Czech word pahrbek means knoll (small hill). It sounds like Czech from early modern period (i.e. 17th/18th century) but I don't know exact epoch this term was used... I will try to find out something more about it. --Iaroslavvs (talk) 18:10, 17 April 2008 (UTC)

Proposed move[edit]

There is a proposal to rename this page and other similar ones. Please see Wikipedia talk:Naming conventions (geographic names)/Archives/2008/November#Undoubling and discuss there.--Kotniski (talk) 17:49, 28 May 2008 (UTC)

Góra Olbrzymia ?[edit]

Góra Olbrzymia is a Polish translation of German Riesengebirge, which means the whole Krkonose chain.
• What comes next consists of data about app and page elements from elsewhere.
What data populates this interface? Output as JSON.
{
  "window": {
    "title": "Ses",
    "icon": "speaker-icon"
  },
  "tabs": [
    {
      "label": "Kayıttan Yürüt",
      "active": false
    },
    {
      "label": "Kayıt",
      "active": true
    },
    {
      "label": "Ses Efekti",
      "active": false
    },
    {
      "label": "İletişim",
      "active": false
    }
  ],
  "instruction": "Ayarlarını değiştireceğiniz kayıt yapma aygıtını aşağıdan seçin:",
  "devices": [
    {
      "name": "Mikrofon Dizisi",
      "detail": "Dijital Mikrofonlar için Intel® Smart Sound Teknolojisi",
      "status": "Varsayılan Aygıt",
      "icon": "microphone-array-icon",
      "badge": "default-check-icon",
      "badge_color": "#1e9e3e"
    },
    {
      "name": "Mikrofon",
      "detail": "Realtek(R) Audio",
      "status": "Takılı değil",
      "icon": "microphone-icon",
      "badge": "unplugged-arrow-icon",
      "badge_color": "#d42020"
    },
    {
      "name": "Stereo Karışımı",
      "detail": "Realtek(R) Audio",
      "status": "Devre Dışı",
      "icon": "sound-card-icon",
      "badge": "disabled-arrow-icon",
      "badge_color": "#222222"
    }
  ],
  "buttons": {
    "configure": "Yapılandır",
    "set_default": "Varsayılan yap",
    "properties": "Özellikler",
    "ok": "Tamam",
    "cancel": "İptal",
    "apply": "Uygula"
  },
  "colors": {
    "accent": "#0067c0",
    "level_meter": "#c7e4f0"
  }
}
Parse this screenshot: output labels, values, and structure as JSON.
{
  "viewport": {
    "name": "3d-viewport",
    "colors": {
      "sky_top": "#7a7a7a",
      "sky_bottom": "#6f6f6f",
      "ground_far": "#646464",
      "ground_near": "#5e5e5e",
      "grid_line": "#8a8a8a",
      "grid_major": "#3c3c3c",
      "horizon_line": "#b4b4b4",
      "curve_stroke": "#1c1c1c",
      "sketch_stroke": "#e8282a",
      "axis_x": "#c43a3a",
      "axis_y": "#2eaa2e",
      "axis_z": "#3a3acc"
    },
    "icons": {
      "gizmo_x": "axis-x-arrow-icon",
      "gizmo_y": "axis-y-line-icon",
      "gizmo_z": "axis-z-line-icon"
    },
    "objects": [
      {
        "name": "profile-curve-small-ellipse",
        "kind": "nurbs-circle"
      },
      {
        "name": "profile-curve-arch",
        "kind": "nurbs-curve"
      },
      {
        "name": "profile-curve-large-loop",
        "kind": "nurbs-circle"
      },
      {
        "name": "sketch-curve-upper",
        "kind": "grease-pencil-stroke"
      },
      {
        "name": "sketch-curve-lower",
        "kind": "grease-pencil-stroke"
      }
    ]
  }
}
Is such name for Sněžka documented? A German source can be erroneous, because of poor knowledge of Slavic languages in Germany.Xx236 (talk) 12:33, 5 October 2011 (UTC)

The mountain had several German names, among them Riesenberg (= giant mountain). Karasek (talk) 08:45, 7 October 2011 (UTC)

Its Snieżka not Sněžka![edit]

This is very wrong title! Snieżka belongs to polish culture and its situated in Polish land. My suggestion is that title should be in Polish for the first place, not Czech in the first. Snieżka didnt had nothing to do with Czech land and culture, until borders were canceled in 2007 while two of the countries, Poland and Czech republic, are in EU. Some viewers may think of it as Czech mountain when somebody writes Sněžka. In my opinion its a big nomenclature error. — Preceding unsigned comment added by Lapsia (talkcontribs) 17:44, 3 February 2014 (UTC)

  • See in this talk page voting above and please read arguments.--Yopie (talk) 20:32, 3 February 2014 (UTC)
  • Yopie, now I know why people keep saying bad things about wikipedia, editors and knowledge which we can find in some of the articles. I can easily say that there are few big, I mean big, nomenclature errors in just this one article. For example, If there is a reference about Samotnia which is in Polish side of Karkonosze, you just cant write frivolously that Samotnia is in "Krkonose"! Thats silly So decide. is there some order or not. This is silly. Another simple example Zgorzelec and Görlitz are one city in poland-germany border. If somebody would have wrote in Wikipedia that Zgorzelec (germany) and Görlitz (poland), it would be one big silly misunderstanding for skilled viewer. Sadly, you practice this all the way. Polish Samotnia in Krkonose, well, yeah yeah, go and see this talk page voting above and please read arguments. Yeah :) — Preceding unsigned comment added by Lapsia (talkcontribs) 20:27, 4 February 2014 (UTC)